- continuous delivery (CD) tool;
- additional platform services, such as databases, message queues and in-memory caches.
Outside the scope of the Kubernetes Platform are:
- application code and Pods;
- continuous delivery (CD) code;
- continuous integration (CI) code and tool;
- identity provider (IdP);
- infrastructure, e.g., the OpenStack or VMware vSphere installation needed to instantiate VMs, load-balancers or object storage buckets.
A common struggle that we see is demarcation around CI/CD, especially for teams that haven’t worked extensively with containerization. In particular, some organizations are struggling to understand the difference between CI/CD tooling – i.e., the generic software solution – and the application-specific CI/CD code.
The most common (working!) division of responsibilities we see is the following:
- The IT systems team is responsible for setting up and maintaining the CI tool, e.g., GitLab CI or GitHub Actions.
- The platform team is responsible for setting up and maintaining the CD tool, e.g., ArgoCD.
The application team is responsible for:
- maintaining the CI code, i.e., building container images from source code.

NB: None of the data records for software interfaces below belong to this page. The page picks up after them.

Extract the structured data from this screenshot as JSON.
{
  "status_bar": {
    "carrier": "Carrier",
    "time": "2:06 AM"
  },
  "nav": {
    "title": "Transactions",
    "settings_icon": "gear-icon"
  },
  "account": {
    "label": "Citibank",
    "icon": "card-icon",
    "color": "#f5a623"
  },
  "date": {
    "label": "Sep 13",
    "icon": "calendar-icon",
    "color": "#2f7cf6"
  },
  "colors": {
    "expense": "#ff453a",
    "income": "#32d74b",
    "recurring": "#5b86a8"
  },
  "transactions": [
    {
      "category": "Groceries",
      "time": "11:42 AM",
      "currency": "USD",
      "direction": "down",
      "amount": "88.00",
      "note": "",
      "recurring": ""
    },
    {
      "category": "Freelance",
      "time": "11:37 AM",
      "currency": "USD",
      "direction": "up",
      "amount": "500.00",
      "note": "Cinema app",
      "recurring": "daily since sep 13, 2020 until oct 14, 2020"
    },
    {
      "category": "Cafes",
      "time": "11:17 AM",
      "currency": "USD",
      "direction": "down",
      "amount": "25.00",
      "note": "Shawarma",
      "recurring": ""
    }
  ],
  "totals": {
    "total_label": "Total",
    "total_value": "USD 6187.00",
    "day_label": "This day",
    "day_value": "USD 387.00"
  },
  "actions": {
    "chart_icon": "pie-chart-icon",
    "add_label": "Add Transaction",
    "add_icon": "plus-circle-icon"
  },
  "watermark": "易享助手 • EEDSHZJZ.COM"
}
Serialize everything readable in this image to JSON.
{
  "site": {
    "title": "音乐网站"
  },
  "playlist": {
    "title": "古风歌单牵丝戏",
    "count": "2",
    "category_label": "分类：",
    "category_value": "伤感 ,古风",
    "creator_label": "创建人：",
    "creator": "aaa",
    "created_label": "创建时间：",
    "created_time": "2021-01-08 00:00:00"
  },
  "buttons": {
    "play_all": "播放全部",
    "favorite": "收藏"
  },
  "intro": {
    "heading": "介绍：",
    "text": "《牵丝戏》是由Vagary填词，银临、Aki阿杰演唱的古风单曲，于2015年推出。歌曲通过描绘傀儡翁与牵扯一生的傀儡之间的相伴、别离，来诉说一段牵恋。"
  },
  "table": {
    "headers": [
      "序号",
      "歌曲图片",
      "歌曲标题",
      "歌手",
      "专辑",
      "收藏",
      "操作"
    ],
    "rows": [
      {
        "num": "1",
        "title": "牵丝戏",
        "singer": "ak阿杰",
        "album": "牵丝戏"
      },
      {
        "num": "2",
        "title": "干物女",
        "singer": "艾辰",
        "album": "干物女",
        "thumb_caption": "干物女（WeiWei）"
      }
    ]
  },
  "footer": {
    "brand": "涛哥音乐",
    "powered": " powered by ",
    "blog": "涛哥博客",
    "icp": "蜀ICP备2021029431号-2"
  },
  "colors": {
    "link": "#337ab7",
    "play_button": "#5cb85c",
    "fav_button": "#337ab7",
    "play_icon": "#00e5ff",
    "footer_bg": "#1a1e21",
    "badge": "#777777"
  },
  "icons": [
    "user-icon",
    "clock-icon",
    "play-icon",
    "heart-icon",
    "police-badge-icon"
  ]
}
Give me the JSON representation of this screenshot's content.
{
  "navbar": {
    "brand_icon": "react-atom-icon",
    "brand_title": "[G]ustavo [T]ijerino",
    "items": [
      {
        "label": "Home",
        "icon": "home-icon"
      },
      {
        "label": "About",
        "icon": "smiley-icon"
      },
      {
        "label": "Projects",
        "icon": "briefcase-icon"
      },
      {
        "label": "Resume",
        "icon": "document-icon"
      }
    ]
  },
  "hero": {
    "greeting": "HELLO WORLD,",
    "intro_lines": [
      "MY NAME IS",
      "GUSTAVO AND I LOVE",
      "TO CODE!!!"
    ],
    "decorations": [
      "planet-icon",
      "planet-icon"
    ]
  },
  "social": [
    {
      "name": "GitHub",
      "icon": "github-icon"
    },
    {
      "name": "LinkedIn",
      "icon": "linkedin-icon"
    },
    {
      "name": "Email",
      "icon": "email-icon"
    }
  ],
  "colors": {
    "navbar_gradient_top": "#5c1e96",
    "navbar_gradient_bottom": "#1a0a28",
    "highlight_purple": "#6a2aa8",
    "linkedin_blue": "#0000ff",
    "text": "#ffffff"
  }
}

- maintaining the CD code, i.e., pushing container images into production.
Don’t Neglect Things Outside the Scope…
Although many things are outside the scope of the Kubernetes platform, they should still be audited regularly to ensure they don’t act as the weak link which may compromise security. In our experience, many platform teams struggle because they end up securing the Kubernetes platform from the application team or against the cloud provider, instead of working with these teams to achieve a common security goal. These are questions that you may need to ask:
- Application audit: Is the application written in a way which ensures it can run securely and stably on a Kubernetes platform? Make sure that all application team members are aware of the Principles for Designing and Deploying Scalable Applications on Kubernetes.
Provider audit: Is the underlying cloud infrastructure offering sufficient protection? To answer this question, we recommend conducting a provider audit on a yearly basis, focusing on:
- technical aspects, e.g., does the provider offer encryption at rest;
- organizational aspects, e.g., does the provider follow an Information Security Management System (ISMS), such as ISO 27001;
- legal aspects, e.g., is the provider subject to a jurisdiction with insufficient data protection.
…and the Organization Around your Kubernetes Platform
Don’t forget that a Kubernetes platform is only as secure as the organization around it. It is important to set the right "tone at the top" (yes, I mean the CEO). Security must be the number one, two and three priority of the company. Make sure you recruit and retain people that are taking security seriously.
Finally, let’s not forget "laptop hygiene". For example, full-disk encryption can help secure Kubernetes clusters against an admin losing their laptop. Within 15 years of my career, it happened to me only once, and I was glad the laptop was well protected so production Kubernetes clusters were not at risk.
Now that we set the scope, let us dive deeper into how to enable the team to take ownership of the Kubernetes platform.